## [TRY IT]
Where the string "letters" appears in a line of the data, show that line.

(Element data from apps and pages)
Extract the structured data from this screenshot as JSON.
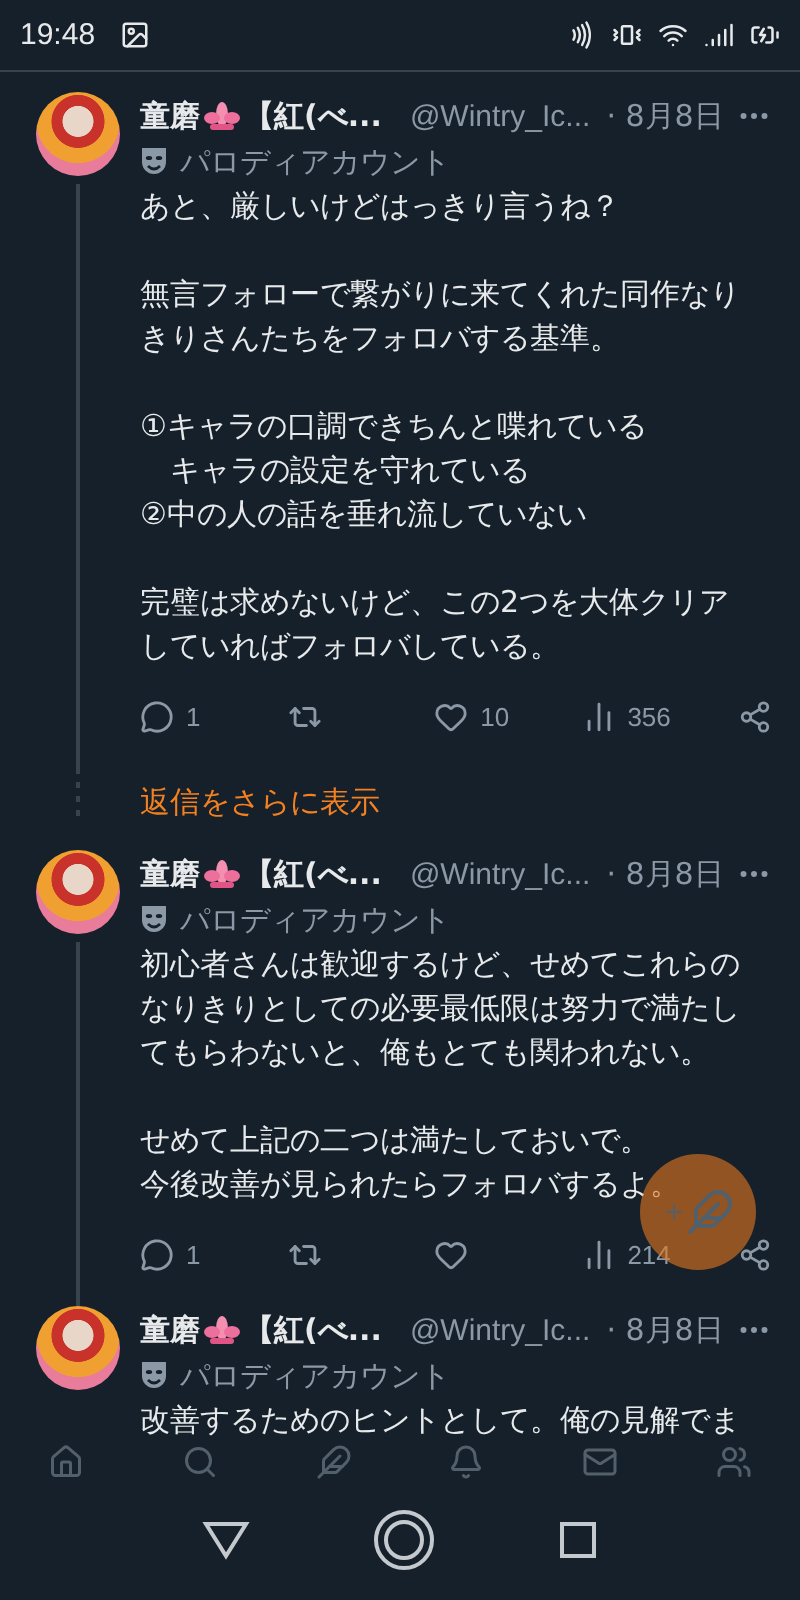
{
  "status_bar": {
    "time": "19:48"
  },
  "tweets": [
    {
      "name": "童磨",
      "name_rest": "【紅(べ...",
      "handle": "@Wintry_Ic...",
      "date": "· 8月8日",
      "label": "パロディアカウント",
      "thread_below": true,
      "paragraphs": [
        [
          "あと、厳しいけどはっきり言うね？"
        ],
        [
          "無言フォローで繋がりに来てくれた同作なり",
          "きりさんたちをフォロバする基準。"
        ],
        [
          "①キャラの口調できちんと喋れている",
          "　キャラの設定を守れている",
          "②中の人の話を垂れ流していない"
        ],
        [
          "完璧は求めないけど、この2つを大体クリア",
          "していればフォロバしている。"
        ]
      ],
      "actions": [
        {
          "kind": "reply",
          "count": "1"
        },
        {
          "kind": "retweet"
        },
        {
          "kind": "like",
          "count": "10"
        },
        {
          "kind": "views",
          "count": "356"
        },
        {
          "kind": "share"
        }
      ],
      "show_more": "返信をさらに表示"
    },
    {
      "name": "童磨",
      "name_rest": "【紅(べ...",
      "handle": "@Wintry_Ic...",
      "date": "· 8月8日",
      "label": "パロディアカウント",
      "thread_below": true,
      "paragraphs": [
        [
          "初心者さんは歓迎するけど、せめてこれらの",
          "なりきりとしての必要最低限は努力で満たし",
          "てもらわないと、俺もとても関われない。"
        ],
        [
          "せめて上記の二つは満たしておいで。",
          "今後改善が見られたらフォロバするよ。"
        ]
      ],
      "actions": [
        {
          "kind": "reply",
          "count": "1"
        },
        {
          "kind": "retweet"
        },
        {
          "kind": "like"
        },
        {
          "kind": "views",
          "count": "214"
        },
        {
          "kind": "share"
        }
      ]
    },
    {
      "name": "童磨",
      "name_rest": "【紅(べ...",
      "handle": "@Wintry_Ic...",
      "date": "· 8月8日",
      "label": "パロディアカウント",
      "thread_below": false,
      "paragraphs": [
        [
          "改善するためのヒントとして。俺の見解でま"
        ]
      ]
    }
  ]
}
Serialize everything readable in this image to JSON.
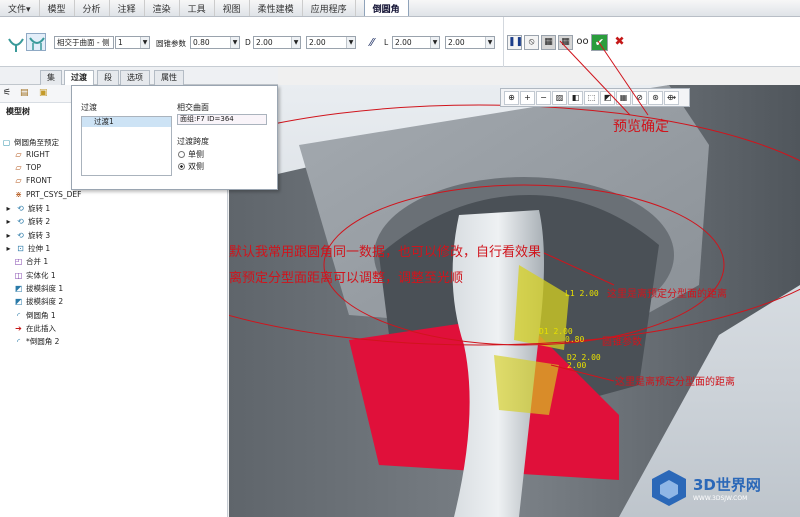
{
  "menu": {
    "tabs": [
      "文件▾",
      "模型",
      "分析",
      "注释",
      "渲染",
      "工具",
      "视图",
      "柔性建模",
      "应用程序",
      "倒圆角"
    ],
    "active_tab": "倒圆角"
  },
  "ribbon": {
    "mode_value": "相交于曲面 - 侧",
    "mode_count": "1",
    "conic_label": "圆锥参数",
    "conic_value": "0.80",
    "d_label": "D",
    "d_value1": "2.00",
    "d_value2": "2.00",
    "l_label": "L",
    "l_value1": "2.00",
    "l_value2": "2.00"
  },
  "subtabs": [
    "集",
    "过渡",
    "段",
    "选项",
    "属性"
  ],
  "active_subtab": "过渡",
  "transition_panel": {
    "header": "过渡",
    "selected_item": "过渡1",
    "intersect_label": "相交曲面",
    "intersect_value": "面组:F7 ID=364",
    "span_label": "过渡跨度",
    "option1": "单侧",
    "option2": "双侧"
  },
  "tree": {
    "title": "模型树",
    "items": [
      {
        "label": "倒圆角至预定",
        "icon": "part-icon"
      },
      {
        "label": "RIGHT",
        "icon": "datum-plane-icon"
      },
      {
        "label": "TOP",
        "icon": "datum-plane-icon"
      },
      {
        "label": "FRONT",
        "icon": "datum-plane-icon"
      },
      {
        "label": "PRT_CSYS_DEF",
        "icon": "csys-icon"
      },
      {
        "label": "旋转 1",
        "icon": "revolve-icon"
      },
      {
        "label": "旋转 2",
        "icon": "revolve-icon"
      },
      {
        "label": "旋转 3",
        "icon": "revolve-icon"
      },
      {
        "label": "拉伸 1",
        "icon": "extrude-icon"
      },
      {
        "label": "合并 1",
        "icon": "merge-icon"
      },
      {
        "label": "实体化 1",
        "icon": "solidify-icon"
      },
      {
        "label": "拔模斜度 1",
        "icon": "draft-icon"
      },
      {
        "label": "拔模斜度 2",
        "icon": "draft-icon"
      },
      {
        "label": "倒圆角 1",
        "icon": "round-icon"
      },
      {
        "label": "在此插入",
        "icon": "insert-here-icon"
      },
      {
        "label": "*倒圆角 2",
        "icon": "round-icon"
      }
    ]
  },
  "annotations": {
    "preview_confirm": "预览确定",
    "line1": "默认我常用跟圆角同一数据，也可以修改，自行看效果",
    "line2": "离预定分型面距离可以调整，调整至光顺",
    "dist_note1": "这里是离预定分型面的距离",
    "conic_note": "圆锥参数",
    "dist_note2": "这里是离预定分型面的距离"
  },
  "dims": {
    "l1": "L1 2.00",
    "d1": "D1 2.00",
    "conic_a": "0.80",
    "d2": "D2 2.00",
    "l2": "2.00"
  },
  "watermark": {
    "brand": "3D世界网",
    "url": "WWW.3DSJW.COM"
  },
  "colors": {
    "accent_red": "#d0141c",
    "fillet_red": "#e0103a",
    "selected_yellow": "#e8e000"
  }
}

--

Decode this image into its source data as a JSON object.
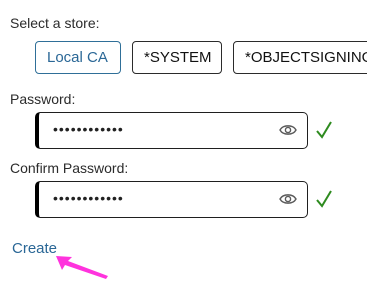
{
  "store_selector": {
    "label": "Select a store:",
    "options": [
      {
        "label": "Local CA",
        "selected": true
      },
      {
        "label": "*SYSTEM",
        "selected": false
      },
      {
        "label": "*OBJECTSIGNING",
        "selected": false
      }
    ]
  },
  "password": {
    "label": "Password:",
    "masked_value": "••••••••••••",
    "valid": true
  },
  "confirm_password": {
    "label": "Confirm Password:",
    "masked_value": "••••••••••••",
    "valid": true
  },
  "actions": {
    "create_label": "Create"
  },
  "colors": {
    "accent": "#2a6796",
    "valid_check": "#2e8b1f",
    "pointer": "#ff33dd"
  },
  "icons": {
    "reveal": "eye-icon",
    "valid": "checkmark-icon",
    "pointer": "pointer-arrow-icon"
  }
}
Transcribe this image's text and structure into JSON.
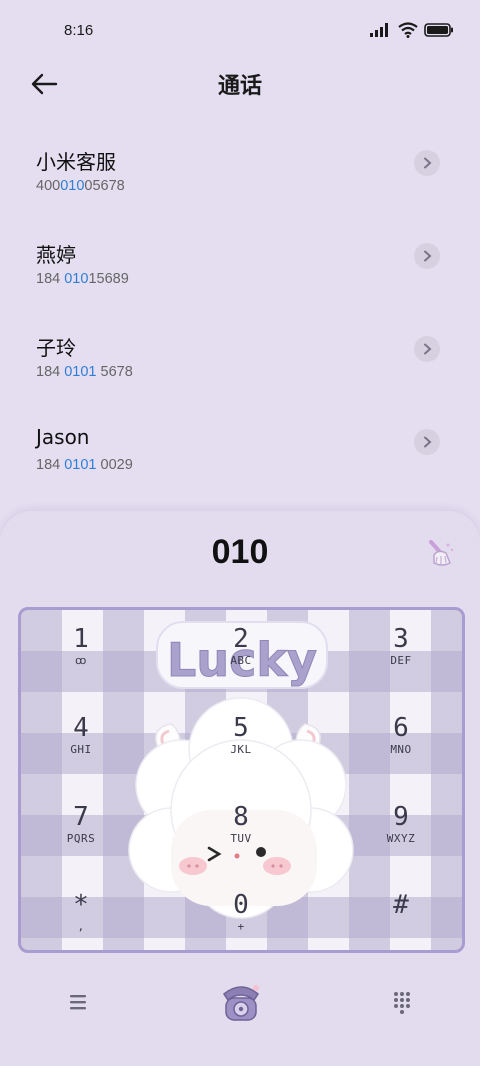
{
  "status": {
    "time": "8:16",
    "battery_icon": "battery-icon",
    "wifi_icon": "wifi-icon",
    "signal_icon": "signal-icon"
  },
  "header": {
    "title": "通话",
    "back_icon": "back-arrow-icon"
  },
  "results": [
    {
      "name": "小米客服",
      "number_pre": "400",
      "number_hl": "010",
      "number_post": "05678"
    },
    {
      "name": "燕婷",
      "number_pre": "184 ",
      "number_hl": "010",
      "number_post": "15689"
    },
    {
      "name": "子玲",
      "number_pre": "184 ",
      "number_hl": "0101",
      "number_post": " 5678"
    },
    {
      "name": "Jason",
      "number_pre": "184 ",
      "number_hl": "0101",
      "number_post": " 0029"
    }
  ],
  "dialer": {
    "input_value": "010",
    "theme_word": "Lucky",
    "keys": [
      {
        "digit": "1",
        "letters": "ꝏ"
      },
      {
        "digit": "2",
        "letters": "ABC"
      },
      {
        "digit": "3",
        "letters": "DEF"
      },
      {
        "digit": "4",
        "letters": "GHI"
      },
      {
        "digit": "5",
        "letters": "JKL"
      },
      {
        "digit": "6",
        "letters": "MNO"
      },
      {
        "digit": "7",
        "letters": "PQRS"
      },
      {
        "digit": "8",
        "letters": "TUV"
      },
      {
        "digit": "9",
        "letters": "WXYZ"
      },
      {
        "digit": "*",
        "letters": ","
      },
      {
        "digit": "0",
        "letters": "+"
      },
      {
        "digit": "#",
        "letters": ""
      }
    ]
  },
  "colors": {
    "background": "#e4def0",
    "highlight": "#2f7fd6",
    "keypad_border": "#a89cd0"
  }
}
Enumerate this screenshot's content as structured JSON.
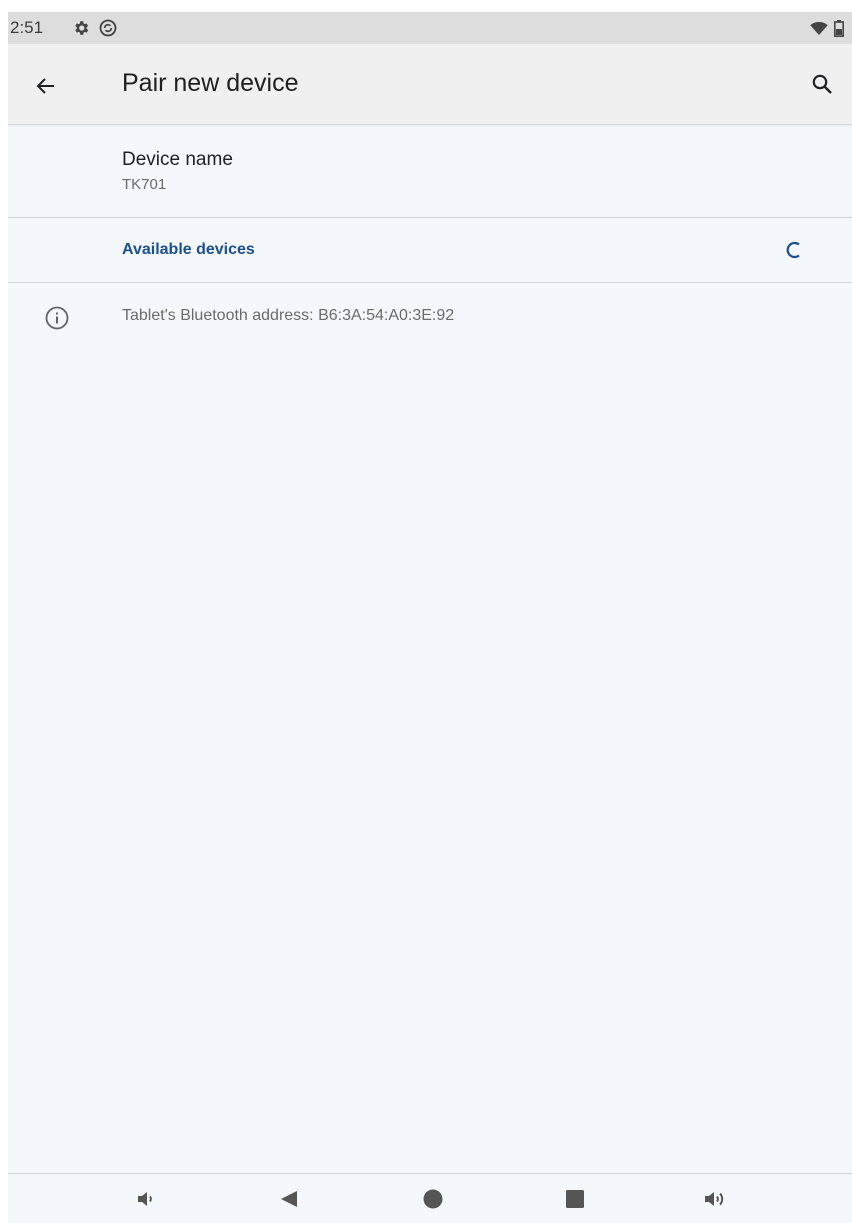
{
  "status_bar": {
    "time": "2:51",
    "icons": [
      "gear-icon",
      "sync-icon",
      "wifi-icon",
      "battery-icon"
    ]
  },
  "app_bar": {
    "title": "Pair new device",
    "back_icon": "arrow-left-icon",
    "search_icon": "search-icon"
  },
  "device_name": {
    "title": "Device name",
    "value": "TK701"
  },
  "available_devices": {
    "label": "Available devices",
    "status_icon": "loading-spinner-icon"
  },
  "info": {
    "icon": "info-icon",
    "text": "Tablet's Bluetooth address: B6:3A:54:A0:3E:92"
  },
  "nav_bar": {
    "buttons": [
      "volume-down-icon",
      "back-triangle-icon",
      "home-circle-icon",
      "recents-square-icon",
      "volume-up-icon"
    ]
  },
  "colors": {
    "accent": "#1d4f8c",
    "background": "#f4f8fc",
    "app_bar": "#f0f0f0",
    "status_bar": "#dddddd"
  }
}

## [SOLVED PROBLEM]
        "letters": "ꝏ"
        "letters": "ABC"
        "letters": "DEF"
        "letters": "GHI"
        "letters": "JKL"
        "letters": "MNO"
        "letters": "PQRS"
        "letters": "TUV"
        "letters": "WXYZ"
        "letters": ","
        "letters": "+"
        "letters": ""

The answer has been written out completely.